Russian President Vladimir Putin has sent his personal condolences to President Donald Trump after Sunday night’s mass shooting in Las Vegas.
“The crime that took the lives of dozens of civilians is shocking in its cruelty,” Putin said in a telegram sent to the president. The message conveyed words of sympathy to the friends and families of the victims and wishing the injured a speedy recovery, the Kremlin said.
Putin’s message echoed those sent by other world leaders, including Mexican President Enrique Peña Nieto, who wrote on Twitter that he wanted to “express our most heartfelt condolences to the people of the United States for the terrible events.” Mexico’s consulate in Las Vegas was in contact with local authorities to support Mexicans affected by the attack, he added.

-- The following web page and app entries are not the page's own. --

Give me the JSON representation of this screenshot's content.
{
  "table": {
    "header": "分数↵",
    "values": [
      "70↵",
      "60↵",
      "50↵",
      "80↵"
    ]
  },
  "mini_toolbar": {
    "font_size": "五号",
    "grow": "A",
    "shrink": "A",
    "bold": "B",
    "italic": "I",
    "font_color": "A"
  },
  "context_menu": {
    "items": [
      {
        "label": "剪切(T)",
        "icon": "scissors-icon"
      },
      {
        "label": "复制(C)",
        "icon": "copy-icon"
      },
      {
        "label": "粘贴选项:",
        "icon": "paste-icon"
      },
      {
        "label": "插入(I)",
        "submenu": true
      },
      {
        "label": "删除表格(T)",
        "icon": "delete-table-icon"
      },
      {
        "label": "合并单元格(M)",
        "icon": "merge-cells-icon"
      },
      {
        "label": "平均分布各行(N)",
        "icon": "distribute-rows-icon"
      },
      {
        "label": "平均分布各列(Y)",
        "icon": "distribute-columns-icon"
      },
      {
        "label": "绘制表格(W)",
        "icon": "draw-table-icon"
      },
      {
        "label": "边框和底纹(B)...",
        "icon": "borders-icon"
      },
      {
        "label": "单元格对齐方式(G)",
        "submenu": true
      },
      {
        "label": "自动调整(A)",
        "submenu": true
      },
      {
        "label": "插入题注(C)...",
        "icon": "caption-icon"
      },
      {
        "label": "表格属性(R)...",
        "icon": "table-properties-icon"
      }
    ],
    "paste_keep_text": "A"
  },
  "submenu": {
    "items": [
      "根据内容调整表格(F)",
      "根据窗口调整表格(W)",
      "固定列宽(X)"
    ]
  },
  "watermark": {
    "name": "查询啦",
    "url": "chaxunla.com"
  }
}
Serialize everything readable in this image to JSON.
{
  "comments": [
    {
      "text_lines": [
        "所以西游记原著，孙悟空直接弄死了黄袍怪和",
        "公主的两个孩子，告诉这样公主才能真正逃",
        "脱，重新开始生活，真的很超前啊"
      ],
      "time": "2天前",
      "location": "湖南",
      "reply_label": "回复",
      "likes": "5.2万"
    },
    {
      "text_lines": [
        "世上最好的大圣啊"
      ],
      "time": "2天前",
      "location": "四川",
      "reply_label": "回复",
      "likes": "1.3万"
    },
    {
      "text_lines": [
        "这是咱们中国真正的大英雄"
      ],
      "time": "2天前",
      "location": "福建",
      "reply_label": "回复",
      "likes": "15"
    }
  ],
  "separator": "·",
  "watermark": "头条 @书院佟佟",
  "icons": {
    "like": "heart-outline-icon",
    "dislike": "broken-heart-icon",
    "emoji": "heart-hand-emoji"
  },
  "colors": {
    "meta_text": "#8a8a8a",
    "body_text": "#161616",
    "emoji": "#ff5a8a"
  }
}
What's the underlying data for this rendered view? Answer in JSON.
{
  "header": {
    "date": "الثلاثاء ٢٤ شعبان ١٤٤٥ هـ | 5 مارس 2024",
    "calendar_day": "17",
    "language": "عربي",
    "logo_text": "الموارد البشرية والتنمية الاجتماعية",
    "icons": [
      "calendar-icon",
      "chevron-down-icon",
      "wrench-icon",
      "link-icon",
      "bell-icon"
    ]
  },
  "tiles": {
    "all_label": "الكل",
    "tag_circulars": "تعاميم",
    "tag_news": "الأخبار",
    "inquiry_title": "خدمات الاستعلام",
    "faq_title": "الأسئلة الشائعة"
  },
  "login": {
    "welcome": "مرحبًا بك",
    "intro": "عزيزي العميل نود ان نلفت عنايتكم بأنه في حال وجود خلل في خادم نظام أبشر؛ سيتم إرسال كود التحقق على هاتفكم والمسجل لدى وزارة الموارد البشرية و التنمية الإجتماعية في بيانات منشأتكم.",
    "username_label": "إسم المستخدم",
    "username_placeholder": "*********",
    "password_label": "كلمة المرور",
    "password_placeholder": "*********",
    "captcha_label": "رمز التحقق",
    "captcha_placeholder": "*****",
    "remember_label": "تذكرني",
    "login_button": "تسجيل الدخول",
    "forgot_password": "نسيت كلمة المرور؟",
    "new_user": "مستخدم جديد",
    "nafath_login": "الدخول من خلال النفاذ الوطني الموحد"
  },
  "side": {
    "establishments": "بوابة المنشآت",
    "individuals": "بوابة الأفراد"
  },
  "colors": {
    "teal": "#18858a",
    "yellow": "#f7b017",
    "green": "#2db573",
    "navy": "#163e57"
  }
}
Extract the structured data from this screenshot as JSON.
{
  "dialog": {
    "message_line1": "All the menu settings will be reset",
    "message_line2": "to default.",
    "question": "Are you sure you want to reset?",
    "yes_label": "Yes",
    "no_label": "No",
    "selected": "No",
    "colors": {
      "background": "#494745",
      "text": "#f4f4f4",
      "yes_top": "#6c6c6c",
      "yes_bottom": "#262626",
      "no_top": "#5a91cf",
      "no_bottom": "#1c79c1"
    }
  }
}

Meanwhile, in Israel, Tel Aviv City Hall was illuminated with the colors of the American flag to show solidarity with the victims, The Times of Israel reported.
"On this terrible day, the people of Israel stand shoulder to shoulder with the American people in mourning and sorrow,” Israeli Prime Minister Benjamin Netanyahu wrote on Twitter.
“Our hearts go out to the victims’ families and we wish a speedy recovery to the wounded. We grieve with you,” he added.
As condolences poured in from around the world, stories emerged of victims of the mass shooting sacrificing their own lives to protect their loved ones from the gunfire, in what White House press secretary Sarah Huckabee Sanders described as “the ultimate act of love.”
President Trump, addressing the nation, spoke of America's collective "grief," and said the shooter, Stephen Paddock, committed an act of evil. But he did not speak of any legislation that could restrict villains' ability to obtain such firepower. Paddock had 19 guns in his Mandalay Bay hotel room, authorities said.
All were, apparently, purchased legally.